▶ **Task description**
Write out all the entries word for word, but skip any images.

====== Data records

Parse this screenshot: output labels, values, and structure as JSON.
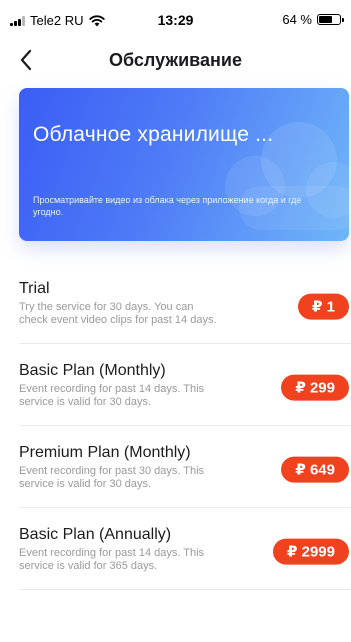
{
  "status_bar": {
    "carrier": "Tele2 RU",
    "time": "13:29",
    "battery": "64 %",
    "battery_level": 0.64,
    "icons": [
      "signal-icon",
      "wifi-icon",
      "battery-icon"
    ]
  },
  "nav": {
    "title": "Обслуживание",
    "back_icon": "chevron-left-icon"
  },
  "banner": {
    "title": "Облачное хранилище ...",
    "description": "Просматривайте видео из облака через приложение когда и где угодно.",
    "decoration_icon": "cloud-icon"
  },
  "plans": [
    {
      "name": "Trial",
      "description": "Try the service for 30 days. You can check event video clips for past 14 days.",
      "price": "₽ 1"
    },
    {
      "name": "Basic Plan (Monthly)",
      "description": "Event recording for past 14 days. This service is valid for 30 days.",
      "price": "₽ 299"
    },
    {
      "name": "Premium Plan (Monthly)",
      "description": "Event recording for past 30 days. This service is valid for 30 days.",
      "price": "₽ 649"
    },
    {
      "name": "Basic Plan (Annually)",
      "description": "Event recording for past 14 days. This service is valid for 365 days.",
      "price": "₽ 2999"
    }
  ],
  "colors": {
    "accent": "#f0421f",
    "banner_start": "#3b5df5",
    "banner_end": "#6fb6f8"
  }
}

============

▶ **Solution to this task**
Parse this screenshot: output labels, values, and structure as JSON.
{
  "status_bar": {
    "carrier": "Tele2 RU",
    "time": "13:29",
    "battery": "64 %",
    "battery_level": 0.64,
    "icons": [
      "signal-icon",
      "wifi-icon",
      "battery-icon"
    ]
  },
  "nav": {
    "title": "Обслуживание",
    "back_icon": "chevron-left-icon"
  },
  "banner": {
    "title": "Облачное хранилище ...",
    "description": "Просматривайте видео из облака через приложение когда и где угодно.",
    "decoration_icon": "cloud-icon"
  },
  "plans": [
    {
      "name": "Trial",
      "description": "Try the service for 30 days. You can check event video clips for past 14 days.",
      "price": "₽ 1"
    },
    {
      "name": "Basic Plan (Monthly)",
      "description": "Event recording for past 14 days. This service is valid for 30 days.",
      "price": "₽ 299"
    },
    {
      "name": "Premium Plan (Monthly)",
      "description": "Event recording for past 30 days. This service is valid for 30 days.",
      "price": "₽ 649"
    },
    {
      "name": "Basic Plan (Annually)",
      "description": "Event recording for past 14 days. This service is valid for 365 days.",
      "price": "₽ 2999"
    }
  ],
  "colors": {
    "accent": "#f0421f",
    "banner_start": "#3b5df5",
    "banner_end": "#6fb6f8"
  }
}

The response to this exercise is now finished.